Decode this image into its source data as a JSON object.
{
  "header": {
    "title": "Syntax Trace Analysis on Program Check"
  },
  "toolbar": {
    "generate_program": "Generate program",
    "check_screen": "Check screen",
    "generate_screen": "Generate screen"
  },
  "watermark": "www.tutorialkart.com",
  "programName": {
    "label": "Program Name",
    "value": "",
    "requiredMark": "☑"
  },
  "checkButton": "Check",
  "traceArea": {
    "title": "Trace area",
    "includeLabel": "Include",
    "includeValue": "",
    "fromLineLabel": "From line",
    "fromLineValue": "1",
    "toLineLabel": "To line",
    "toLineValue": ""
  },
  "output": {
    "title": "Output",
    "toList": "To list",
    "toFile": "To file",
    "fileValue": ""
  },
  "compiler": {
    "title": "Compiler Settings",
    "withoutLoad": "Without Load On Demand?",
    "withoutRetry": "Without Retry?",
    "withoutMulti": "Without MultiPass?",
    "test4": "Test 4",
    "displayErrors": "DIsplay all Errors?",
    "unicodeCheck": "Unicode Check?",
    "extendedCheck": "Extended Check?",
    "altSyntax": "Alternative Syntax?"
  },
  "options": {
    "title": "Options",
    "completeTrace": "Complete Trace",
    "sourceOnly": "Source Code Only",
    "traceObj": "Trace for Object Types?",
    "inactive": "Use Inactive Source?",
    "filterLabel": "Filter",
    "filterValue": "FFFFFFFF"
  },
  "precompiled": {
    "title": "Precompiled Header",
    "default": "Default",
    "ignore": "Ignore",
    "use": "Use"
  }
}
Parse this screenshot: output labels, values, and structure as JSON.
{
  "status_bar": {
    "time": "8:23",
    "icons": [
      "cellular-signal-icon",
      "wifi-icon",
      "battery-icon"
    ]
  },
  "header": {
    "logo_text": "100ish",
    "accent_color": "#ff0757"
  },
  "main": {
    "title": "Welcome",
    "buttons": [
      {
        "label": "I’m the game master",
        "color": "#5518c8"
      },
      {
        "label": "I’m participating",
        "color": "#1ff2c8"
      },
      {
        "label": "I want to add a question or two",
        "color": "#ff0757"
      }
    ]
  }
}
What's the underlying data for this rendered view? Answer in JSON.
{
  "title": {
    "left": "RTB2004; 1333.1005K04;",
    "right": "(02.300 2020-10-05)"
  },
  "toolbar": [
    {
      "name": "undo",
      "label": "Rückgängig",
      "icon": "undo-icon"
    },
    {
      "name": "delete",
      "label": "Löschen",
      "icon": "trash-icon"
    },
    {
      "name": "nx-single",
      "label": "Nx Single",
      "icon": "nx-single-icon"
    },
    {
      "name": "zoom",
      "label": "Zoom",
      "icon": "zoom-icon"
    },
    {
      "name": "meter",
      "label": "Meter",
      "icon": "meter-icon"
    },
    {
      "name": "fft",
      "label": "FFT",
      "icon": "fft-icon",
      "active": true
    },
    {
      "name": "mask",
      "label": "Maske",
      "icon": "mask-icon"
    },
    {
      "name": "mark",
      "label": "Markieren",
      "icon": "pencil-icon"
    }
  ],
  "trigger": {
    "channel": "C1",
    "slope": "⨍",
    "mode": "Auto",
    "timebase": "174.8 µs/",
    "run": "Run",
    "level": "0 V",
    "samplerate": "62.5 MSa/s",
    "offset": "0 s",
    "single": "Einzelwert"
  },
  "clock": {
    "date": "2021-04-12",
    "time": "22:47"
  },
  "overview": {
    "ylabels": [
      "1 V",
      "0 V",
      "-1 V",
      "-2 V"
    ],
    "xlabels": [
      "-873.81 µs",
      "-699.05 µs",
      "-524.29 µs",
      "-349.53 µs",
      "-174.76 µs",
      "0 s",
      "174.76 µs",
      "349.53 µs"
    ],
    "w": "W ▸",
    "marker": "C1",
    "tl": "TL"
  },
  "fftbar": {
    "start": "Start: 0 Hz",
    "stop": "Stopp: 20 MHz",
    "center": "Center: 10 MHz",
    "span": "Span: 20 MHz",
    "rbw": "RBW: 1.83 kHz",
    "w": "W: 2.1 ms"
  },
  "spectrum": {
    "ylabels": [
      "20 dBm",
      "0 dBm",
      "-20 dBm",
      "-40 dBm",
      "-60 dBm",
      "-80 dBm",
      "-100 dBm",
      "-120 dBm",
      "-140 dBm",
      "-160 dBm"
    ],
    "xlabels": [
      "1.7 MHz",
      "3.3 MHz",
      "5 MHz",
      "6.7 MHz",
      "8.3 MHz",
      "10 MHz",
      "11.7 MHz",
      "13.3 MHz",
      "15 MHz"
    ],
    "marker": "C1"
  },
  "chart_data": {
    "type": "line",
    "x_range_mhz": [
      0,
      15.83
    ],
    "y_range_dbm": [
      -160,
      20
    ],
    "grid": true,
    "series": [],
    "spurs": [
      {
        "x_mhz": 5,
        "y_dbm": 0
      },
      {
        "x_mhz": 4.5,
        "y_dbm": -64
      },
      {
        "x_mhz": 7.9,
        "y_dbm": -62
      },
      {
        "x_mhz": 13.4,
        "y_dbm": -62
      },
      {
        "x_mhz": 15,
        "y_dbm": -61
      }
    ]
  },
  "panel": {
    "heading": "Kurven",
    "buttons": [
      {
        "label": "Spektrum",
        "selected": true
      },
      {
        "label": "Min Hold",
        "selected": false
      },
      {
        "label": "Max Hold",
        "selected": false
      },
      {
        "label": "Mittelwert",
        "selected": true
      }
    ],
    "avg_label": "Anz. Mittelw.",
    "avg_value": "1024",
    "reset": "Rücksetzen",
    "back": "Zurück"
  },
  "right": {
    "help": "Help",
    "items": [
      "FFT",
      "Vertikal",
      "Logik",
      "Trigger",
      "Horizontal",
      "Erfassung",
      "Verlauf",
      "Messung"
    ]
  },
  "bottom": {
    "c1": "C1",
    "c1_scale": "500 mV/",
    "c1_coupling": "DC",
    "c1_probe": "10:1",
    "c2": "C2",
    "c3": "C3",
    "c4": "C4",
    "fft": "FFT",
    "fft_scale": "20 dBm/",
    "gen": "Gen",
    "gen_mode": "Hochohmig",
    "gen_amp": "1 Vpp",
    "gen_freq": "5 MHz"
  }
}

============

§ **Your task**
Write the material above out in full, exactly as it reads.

§ **Solution for this exercise**
Decode this image into its source data as a JSON object.
{
  "header": {
    "title": "Syntax Trace Analysis on Program Check"
  },
  "toolbar": {
    "generate_program": "Generate program",
    "check_screen": "Check screen",
    "generate_screen": "Generate screen"
  },
  "watermark": "www.tutorialkart.com",
  "programName": {
    "label": "Program Name",
    "value": "",
    "requiredMark": "☑"
  },
  "checkButton": "Check",
  "traceArea": {
    "title": "Trace area",
    "includeLabel": "Include",
    "includeValue": "",
    "fromLineLabel": "From line",
    "fromLineValue": "1",
    "toLineLabel": "To line",
    "toLineValue": ""
  },
  "output": {
    "title": "Output",
    "toList": "To list",
    "toFile": "To file",
    "fileValue": ""
  },
  "compiler": {
    "title": "Compiler Settings",
    "withoutLoad": "Without Load On Demand?",
    "withoutRetry": "Without Retry?",
    "withoutMulti": "Without MultiPass?",
    "test4": "Test 4",
    "displayErrors": "DIsplay all Errors?",
    "unicodeCheck": "Unicode Check?",
    "extendedCheck": "Extended Check?",
    "altSyntax": "Alternative Syntax?"
  },
  "options": {
    "title": "Options",
    "completeTrace": "Complete Trace",
    "sourceOnly": "Source Code Only",
    "traceObj": "Trace for Object Types?",
    "inactive": "Use Inactive Source?",
    "filterLabel": "Filter",
    "filterValue": "FFFFFFFF"
  },
  "precompiled": {
    "title": "Precompiled Header",
    "default": "Default",
    "ignore": "Ignore",
    "use": "Use"
  }
}
Parse this screenshot: output labels, values, and structure as JSON.
{
  "status_bar": {
    "time": "8:23",
    "icons": [
      "cellular-signal-icon",
      "wifi-icon",
      "battery-icon"
    ]
  },
  "header": {
    "logo_text": "100ish",
    "accent_color": "#ff0757"
  },
  "main": {
    "title": "Welcome",
    "buttons": [
      {
        "label": "I’m the game master",
        "color": "#5518c8"
      },
      {
        "label": "I’m participating",
        "color": "#1ff2c8"
      },
      {
        "label": "I want to add a question or two",
        "color": "#ff0757"
      }
    ]
  }
}
What's the underlying data for this rendered view? Answer in JSON.
{
  "title": {
    "left": "RTB2004; 1333.1005K04;",
    "right": "(02.300 2020-10-05)"
  },
  "toolbar": [
    {
      "name": "undo",
      "label": "Rückgängig",
      "icon": "undo-icon"
    },
    {
      "name": "delete",
      "label": "Löschen",
      "icon": "trash-icon"
    },
    {
      "name": "nx-single",
      "label": "Nx Single",
      "icon": "nx-single-icon"
    },
    {
      "name": "zoom",
      "label": "Zoom",
      "icon": "zoom-icon"
    },
    {
      "name": "meter",
      "label": "Meter",
      "icon": "meter-icon"
    },
    {
      "name": "fft",
      "label": "FFT",
      "icon": "fft-icon",
      "active": true
    },
    {
      "name": "mask",
      "label": "Maske",
      "icon": "mask-icon"
    },
    {
      "name": "mark",
      "label": "Markieren",
      "icon": "pencil-icon"
    }
  ],
  "trigger": {
    "channel": "C1",
    "slope": "⨍",
    "mode": "Auto",
    "timebase": "174.8 µs/",
    "run": "Run",
    "level": "0 V",
    "samplerate": "62.5 MSa/s",
    "offset": "0 s",
    "single": "Einzelwert"
  },
  "clock": {
    "date": "2021-04-12",
    "time": "22:47"
  },
  "overview": {
    "ylabels": [
      "1 V",
      "0 V",
      "-1 V",
      "-2 V"
    ],
    "xlabels": [
      "-873.81 µs",
      "-699.05 µs",
      "-524.29 µs",
      "-349.53 µs",
      "-174.76 µs",
      "0 s",
      "174.76 µs",
      "349.53 µs"
    ],
    "w": "W ▸",
    "marker": "C1",
    "tl": "TL"
  },
  "fftbar": {
    "start": "Start: 0 Hz",
    "stop": "Stopp: 20 MHz",
    "center": "Center: 10 MHz",
    "span": "Span: 20 MHz",
    "rbw": "RBW: 1.83 kHz",
    "w": "W: 2.1 ms"
  },
  "spectrum": {
    "ylabels": [
      "20 dBm",
      "0 dBm",
      "-20 dBm",
      "-40 dBm",
      "-60 dBm",
      "-80 dBm",
      "-100 dBm",
      "-120 dBm",
      "-140 dBm",
      "-160 dBm"
    ],
    "xlabels": [
      "1.7 MHz",
      "3.3 MHz",
      "5 MHz",
      "6.7 MHz",
      "8.3 MHz",
      "10 MHz",
      "11.7 MHz",
      "13.3 MHz",
      "15 MHz"
    ],
    "marker": "C1"
  },
  "chart_data": {
    "type": "line",
    "x_range_mhz": [
      0,
      15.83
    ],
    "y_range_dbm": [
      -160,
      20
    ],
    "grid": true,
    "series": [],
    "spurs": [
      {
        "x_mhz": 5,
        "y_dbm": 0
      },
      {
        "x_mhz": 4.5,
        "y_dbm": -64
      },
      {
        "x_mhz": 7.9,
        "y_dbm": -62
      },
      {
        "x_mhz": 13.4,
        "y_dbm": -62
      },
      {
        "x_mhz": 15,
        "y_dbm": -61
      }
    ]
  },
  "panel": {
    "heading": "Kurven",
    "buttons": [
      {
        "label": "Spektrum",
        "selected": true
      },
      {
        "label": "Min Hold",
        "selected": false
      },
      {
        "label": "Max Hold",
        "selected": false
      },
      {
        "label": "Mittelwert",
        "selected": true
      }
    ],
    "avg_label": "Anz. Mittelw.",
    "avg_value": "1024",
    "reset": "Rücksetzen",
    "back": "Zurück"
  },
  "right": {
    "help": "Help",
    "items": [
      "FFT",
      "Vertikal",
      "Logik",
      "Trigger",
      "Horizontal",
      "Erfassung",
      "Verlauf",
      "Messung"
    ]
  },
  "bottom": {
    "c1": "C1",
    "c1_scale": "500 mV/",
    "c1_coupling": "DC",
    "c1_probe": "10:1",
    "c2": "C2",
    "c3": "C3",
    "c4": "C4",
    "fft": "FFT",
    "fft_scale": "20 dBm/",
    "gen": "Gen",
    "gen_mode": "Hochohmig",
    "gen_amp": "1 Vpp",
    "gen_freq": "5 MHz"
  }
}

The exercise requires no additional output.